  5. Humility: Talent recognizes the need to continually learn and welcomes direction and feedback from management and industry professionals.
  6. Professionalism: Talent is responsive in communication, meets deadlines, and is collaborative with creative partners. Ego and disregard for the time and investment made by collaborators is the quickest way to destroy confidence.
  7. Growth & Retention: A talent’s understanding of identity and their ability to connect with an audience are reflected in a variety of data driven indicators: social reach, growth, retention, engagement, and sentiment; video views, streaming, ticket sales, volume of booking requests, and other analytics that we observe. We must see that a talent understands and can grow and retain an audience.

As for me, I have a few other guidelines that I consider. I need to see that talent has a purpose that goes beyond self; that the talent sees their gifts as a vehicle to improve the world around them. This extends into the type of material that they create. I do not work with creators that promote violence, substance abuse, explicit content, and all forms of hate speech. Finally, I tend to work with talent that has a belief system in a higher power. Why? It partly influences purpose but also the entertainment industry isn’t easy. When the path gets tough, it helps to know that you are not alone, that a higher power will make things right, and that your path will become clear with work and time.
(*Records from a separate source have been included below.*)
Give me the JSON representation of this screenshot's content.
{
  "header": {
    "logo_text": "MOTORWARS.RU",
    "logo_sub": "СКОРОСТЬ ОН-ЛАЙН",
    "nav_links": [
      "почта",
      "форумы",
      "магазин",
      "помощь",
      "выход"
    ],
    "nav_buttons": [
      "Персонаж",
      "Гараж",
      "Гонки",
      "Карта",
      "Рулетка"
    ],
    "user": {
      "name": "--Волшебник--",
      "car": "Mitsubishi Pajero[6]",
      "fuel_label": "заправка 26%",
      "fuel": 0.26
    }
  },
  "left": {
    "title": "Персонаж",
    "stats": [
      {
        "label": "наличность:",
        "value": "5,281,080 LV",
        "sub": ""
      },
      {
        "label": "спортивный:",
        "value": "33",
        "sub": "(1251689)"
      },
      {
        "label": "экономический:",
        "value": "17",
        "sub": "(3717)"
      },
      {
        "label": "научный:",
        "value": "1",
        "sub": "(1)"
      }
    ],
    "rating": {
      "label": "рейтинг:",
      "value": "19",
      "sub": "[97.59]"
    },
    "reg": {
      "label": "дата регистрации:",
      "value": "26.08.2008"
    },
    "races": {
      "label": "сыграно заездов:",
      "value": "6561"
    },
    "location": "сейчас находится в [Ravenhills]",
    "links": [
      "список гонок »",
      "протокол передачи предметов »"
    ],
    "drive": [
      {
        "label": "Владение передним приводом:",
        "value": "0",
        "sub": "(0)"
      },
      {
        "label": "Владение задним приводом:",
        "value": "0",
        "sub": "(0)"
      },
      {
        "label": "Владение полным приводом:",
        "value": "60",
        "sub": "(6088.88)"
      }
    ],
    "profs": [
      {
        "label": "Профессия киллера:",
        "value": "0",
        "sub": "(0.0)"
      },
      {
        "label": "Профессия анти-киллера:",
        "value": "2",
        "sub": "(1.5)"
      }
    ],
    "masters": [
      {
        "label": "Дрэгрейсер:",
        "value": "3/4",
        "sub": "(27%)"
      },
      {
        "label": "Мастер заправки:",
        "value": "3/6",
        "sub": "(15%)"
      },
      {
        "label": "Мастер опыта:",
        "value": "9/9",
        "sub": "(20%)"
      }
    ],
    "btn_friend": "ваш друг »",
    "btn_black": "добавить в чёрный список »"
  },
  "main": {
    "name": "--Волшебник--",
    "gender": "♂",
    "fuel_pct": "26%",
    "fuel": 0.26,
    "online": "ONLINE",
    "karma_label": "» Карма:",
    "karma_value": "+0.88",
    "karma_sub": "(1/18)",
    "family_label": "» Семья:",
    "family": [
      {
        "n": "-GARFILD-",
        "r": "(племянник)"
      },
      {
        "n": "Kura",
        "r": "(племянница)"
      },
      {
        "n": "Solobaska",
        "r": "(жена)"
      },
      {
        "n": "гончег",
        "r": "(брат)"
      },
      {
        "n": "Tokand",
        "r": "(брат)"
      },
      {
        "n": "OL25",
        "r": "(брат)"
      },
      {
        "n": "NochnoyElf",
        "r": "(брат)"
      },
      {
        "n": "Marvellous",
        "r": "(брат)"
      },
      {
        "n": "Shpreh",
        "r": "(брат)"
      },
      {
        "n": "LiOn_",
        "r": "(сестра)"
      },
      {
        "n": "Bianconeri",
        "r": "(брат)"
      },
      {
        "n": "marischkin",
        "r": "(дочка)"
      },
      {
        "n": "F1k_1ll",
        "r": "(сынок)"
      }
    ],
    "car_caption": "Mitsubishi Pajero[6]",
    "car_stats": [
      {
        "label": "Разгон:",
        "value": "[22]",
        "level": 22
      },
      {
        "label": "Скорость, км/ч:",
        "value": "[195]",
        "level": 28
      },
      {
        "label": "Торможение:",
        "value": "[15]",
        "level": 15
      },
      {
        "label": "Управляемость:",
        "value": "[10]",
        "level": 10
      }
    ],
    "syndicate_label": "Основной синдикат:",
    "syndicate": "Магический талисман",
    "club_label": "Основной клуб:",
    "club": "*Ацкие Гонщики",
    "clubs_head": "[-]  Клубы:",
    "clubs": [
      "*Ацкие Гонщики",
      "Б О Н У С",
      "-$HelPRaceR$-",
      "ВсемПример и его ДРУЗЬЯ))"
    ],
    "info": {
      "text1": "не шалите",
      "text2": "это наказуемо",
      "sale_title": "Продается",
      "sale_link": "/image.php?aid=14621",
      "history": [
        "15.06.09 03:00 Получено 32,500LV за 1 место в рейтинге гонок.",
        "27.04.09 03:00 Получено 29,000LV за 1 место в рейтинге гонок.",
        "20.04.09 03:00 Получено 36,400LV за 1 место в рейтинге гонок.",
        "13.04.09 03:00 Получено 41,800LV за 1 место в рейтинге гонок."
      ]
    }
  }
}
The above seven points are fundamental to land and retain representation. At the end of the day, this is a business. Venues, DSPs, casting directors, A&Rs, producers, and brand sponsors place their bets on talent that can generate revenue via ticket and merch sales, streams, views, and winning the confidence of financial backers for their properties. We use platforms like Chartmetric, Viberate, and IMDb to evaluate and create strategy to advance talent and grow their business potential.

Managers, agents, and attorneys are all eventual and essential members of a talent’s team. If you seek representation, consider these points and evaluate your representation needs. Remember the different roles that managers and agents play (which are vastly different in today’s digital-first landscape) and your critical part of the equation. For questions about the dynamics of representation, email me at